Thermal Conductivity Test
Thermal conductivity ('k value') is a property of a material that determines how much heat is conducted through it for a given temperature difference. It is measured in watt per meter kelvin [W/(m · K)] and given by the following formula
k = QL / AΔT
Q is the amount of heat transfer through the material in watt [W]
L is the thickness of the material [m]
A is the area of the specimen in square meters [m2]
ΔT is the differential temperature across the specimen in kelvin [K]
Accurate measurement of this property is essential for modelling and managing heat, whether the component of interest is called on to insulate, conduct, or simply withstand temperature changes.

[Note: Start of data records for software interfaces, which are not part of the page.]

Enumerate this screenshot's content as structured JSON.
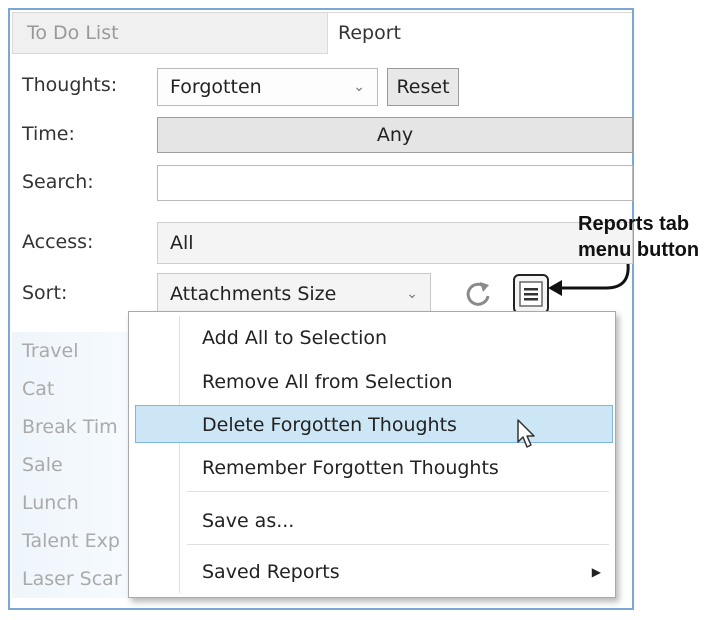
{
  "tabs": [
    {
      "label": "To Do List"
    },
    {
      "label": "Report"
    }
  ],
  "form": {
    "thoughts_label": "Thoughts:",
    "thoughts_value": "Forgotten",
    "reset_label": "Reset",
    "time_label": "Time:",
    "time_value": "Any",
    "search_label": "Search:",
    "search_value": "",
    "access_label": "Access:",
    "access_value": "All",
    "sort_label": "Sort:",
    "sort_value": "Attachments Size"
  },
  "list_items": [
    "Travel",
    "Cat",
    "Break Tim",
    "Sale",
    "Lunch",
    "Talent Exp",
    "Laser Scar"
  ],
  "context_menu": {
    "items": [
      "Add All to Selection",
      "Remove All from Selection",
      "Delete Forgotten Thoughts",
      "Remember Forgotten Thoughts",
      "Save as...",
      "Saved Reports"
    ],
    "highlighted": "Delete Forgotten Thoughts"
  },
  "callout": {
    "line1": "Reports tab",
    "line2": "menu button"
  },
  "icons": {
    "refresh": "refresh-icon",
    "menu": "hamburger-menu-icon",
    "chevron": "chevron-down-icon",
    "submenu": "triangle-right-icon",
    "cursor": "mouse-pointer-icon"
  },
  "colors": {
    "window_border": "#7aa7d6",
    "highlight_bg": "#cde6f5",
    "highlight_border": "#7fb8de",
    "disabled_text": "#aaaaaa"
  }
}
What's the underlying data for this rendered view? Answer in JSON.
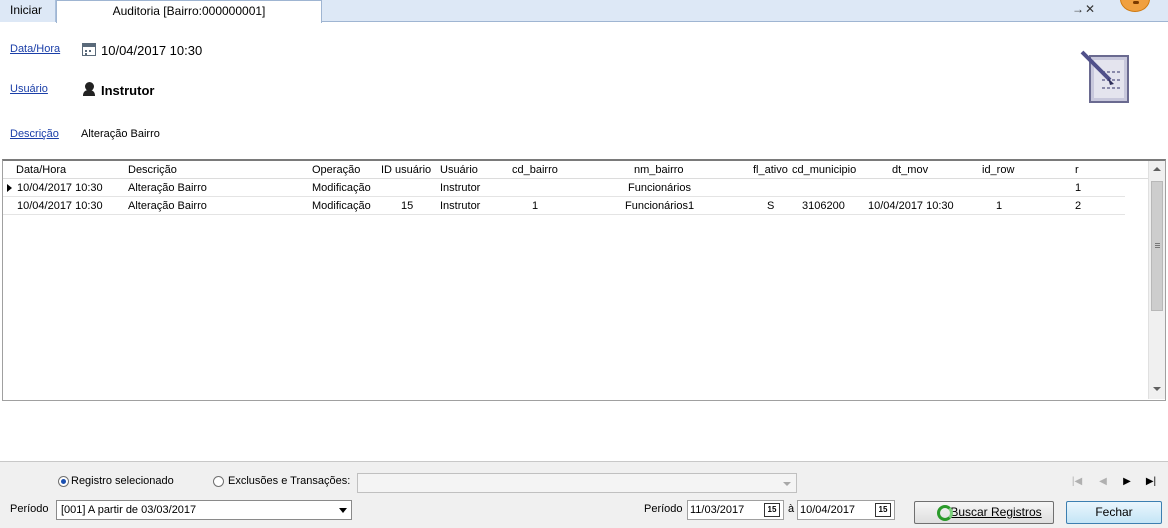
{
  "tabs": {
    "home_label": "Iniciar",
    "audit_label": "Auditoria [Bairro:000000001]",
    "controls": "→✕"
  },
  "header": {
    "datetime_label": "Data/Hora",
    "datetime_value": "10/04/2017 10:30",
    "user_label": "Usuário",
    "user_value": "Instrutor",
    "description_label": "Descrição",
    "description_value": "Alteração Bairro"
  },
  "grid": {
    "columns": [
      "Data/Hora",
      "Descrição",
      "Operação",
      "ID usuário",
      "Usuário",
      "cd_bairro",
      "nm_bairro",
      "fl_ativo",
      "cd_municipio",
      "dt_mov",
      "id_row",
      "r"
    ],
    "rows": [
      {
        "data_hora": "10/04/2017 10:30",
        "descricao": "Alteração Bairro",
        "operacao": "Modificação",
        "id_usuario": "",
        "usuario": "Instrutor",
        "cd_bairro": "",
        "nm_bairro": "Funcionários",
        "fl_ativo": "",
        "cd_municipio": "",
        "dt_mov": "",
        "id_row": "",
        "r": "1"
      },
      {
        "data_hora": "10/04/2017 10:30",
        "descricao": "Alteração Bairro",
        "operacao": "Modificação",
        "id_usuario": "15",
        "usuario": "Instrutor",
        "cd_bairro": "1",
        "nm_bairro": "Funcionários1",
        "fl_ativo": "S",
        "cd_municipio": "3106200",
        "dt_mov": "10/04/2017 10:30",
        "id_row": "1",
        "r": "2"
      }
    ]
  },
  "footer": {
    "radio_selected_label": "Registro selecionado",
    "radio_exclusions_label": "Exclusões e Transações:",
    "period_label": "Período",
    "period_select_value": "[001] A partir de 03/03/2017",
    "period_range_label": "Período",
    "date_from": "11/03/2017",
    "date_sep": "à",
    "date_to": "10/04/2017",
    "calendar_btn_label": "15",
    "search_button_label": "Buscar Registros",
    "close_button_label": "Fechar",
    "nav_first": "|◀",
    "nav_prev": "◀",
    "nav_next": "▶",
    "nav_last": "▶|"
  }
}
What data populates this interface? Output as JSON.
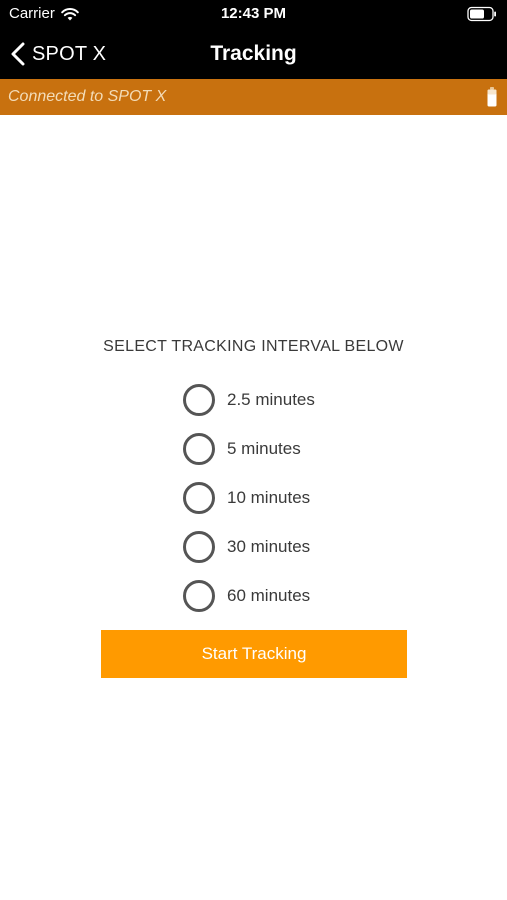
{
  "status_bar": {
    "carrier": "Carrier",
    "time": "12:43 PM",
    "wifi_icon": "wifi-icon",
    "battery_icon": "battery-icon"
  },
  "nav": {
    "back_label": "SPOT X",
    "back_icon": "chevron-left-icon",
    "title": "Tracking"
  },
  "banner": {
    "text": "Connected to SPOT X",
    "icon": "device-battery-icon",
    "color": "#c8710f"
  },
  "tracking": {
    "heading": "SELECT TRACKING INTERVAL BELOW",
    "options": [
      {
        "label": "2.5 minutes"
      },
      {
        "label": "5 minutes"
      },
      {
        "label": "10 minutes"
      },
      {
        "label": "30 minutes"
      },
      {
        "label": "60 minutes"
      }
    ],
    "start_label": "Start Tracking",
    "accent_color": "#ff9a00"
  }
}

The Materials and Engineering Research Institute is equipped with a Heat Flow Meter capable of measuring thermal conductivity of low to medium conductivity materials to ASTM C518, JIS A1412, ISO 8301 and DIN 12667.

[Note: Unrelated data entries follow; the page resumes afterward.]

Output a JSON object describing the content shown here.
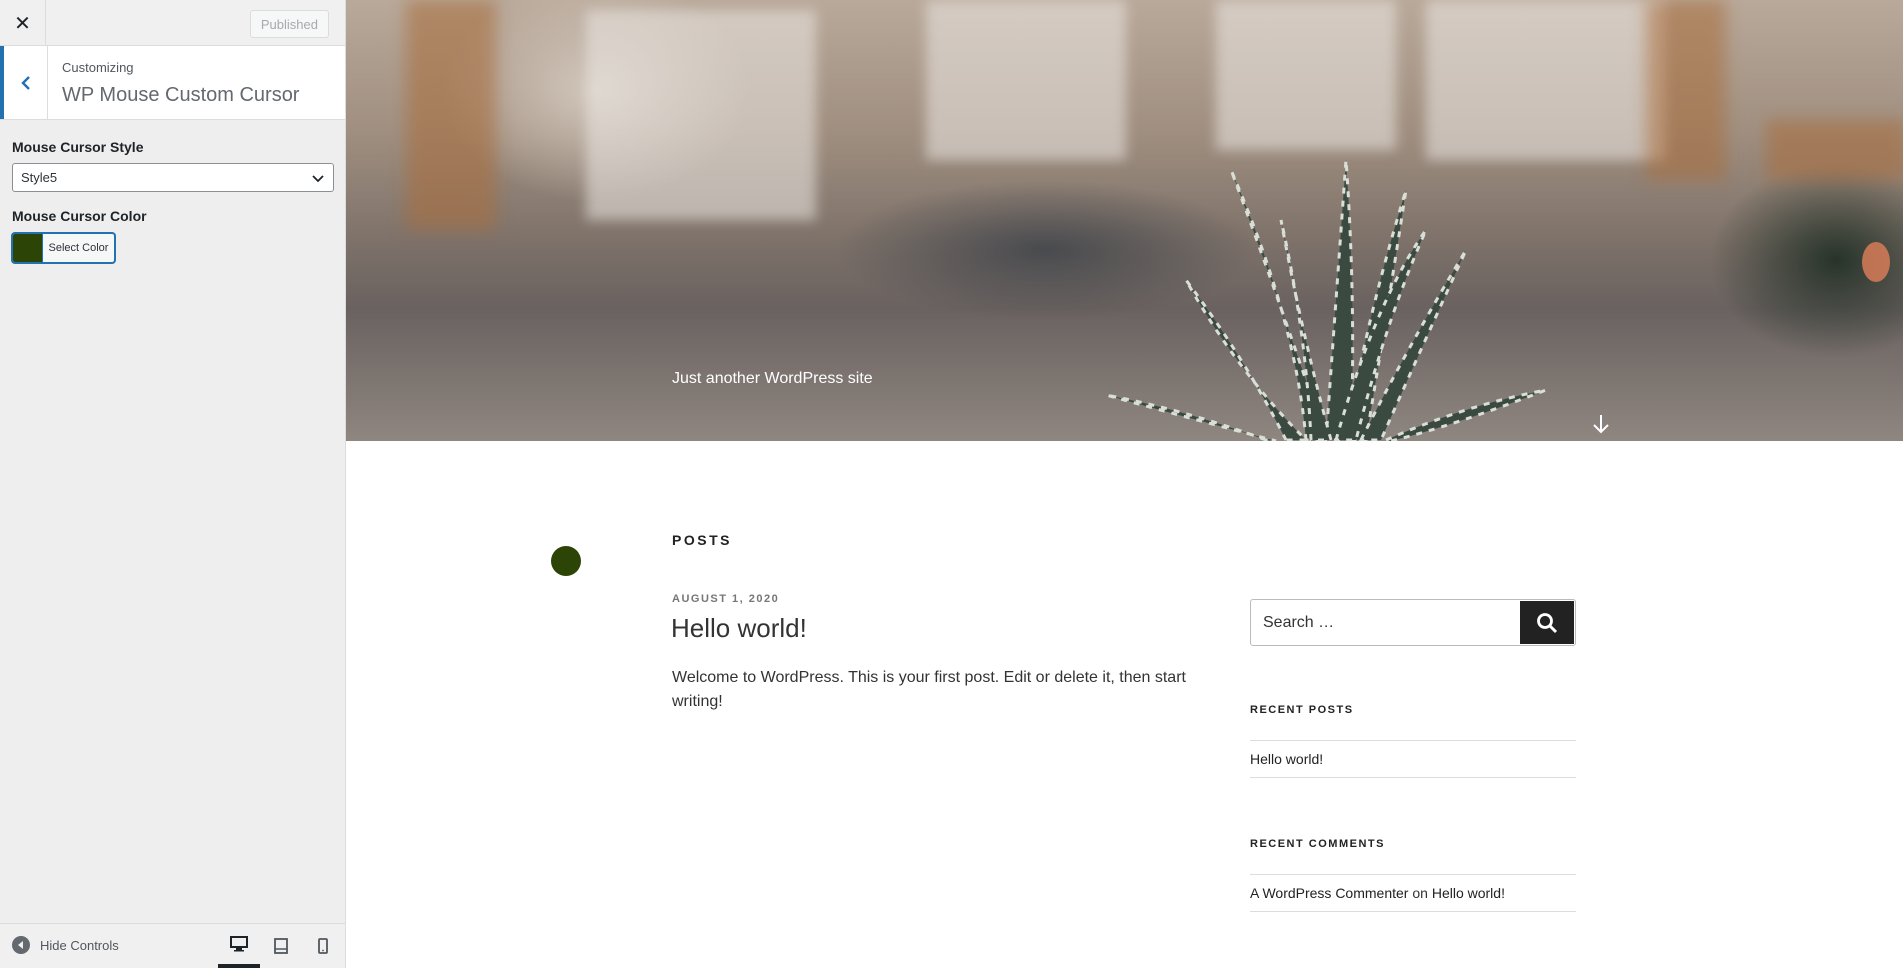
{
  "customizer": {
    "close_icon": "close-icon",
    "publish_label": "Published",
    "section": {
      "subtitle": "Customizing",
      "title": "WP Mouse Custom Cursor"
    },
    "controls": {
      "cursor_style": {
        "label": "Mouse Cursor Style",
        "value": "Style5"
      },
      "cursor_color": {
        "label": "Mouse Cursor Color",
        "button_label": "Select Color",
        "color": "#2c4406"
      }
    },
    "footer": {
      "hide_label": "Hide Controls",
      "devices": [
        "desktop-icon",
        "tablet-icon",
        "mobile-icon"
      ],
      "active_device": "desktop"
    }
  },
  "preview": {
    "tagline": "Just another WordPress site",
    "posts_heading": "POSTS",
    "post": {
      "date": "AUGUST 1, 2020",
      "title": "Hello world!",
      "excerpt": "Welcome to WordPress. This is your first post. Edit or delete it, then start writing!"
    },
    "search": {
      "placeholder": "Search …"
    },
    "recent_posts": {
      "title": "RECENT POSTS",
      "items": [
        "Hello world!"
      ]
    },
    "recent_comments": {
      "title": "RECENT COMMENTS",
      "author": "A WordPress Commenter",
      "connector": "on",
      "post": "Hello world!"
    },
    "cursor_color": "#2c4406"
  }
}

For the testing of solids of non-standard shape, liquids, pastes and loose materials we also avail of a Transient Hot Bridge - Thermal Conductivity Meter, which complies with ASTM D 5930-01, ASTM C1113 and DIN EN 993-15.
This instrumentation plays an important role in many of our research and consultancy projects. Typical applications of the Heat Flow Meter for thermal conductivity measurements are:
- Building materials eg render/plaster, brick
- Ceramics and refractories
To find out more services we can provide please submit your enquiry.
Who to contact
For more information about thermal conductivity please contact Prof. Fin O'Flaherty.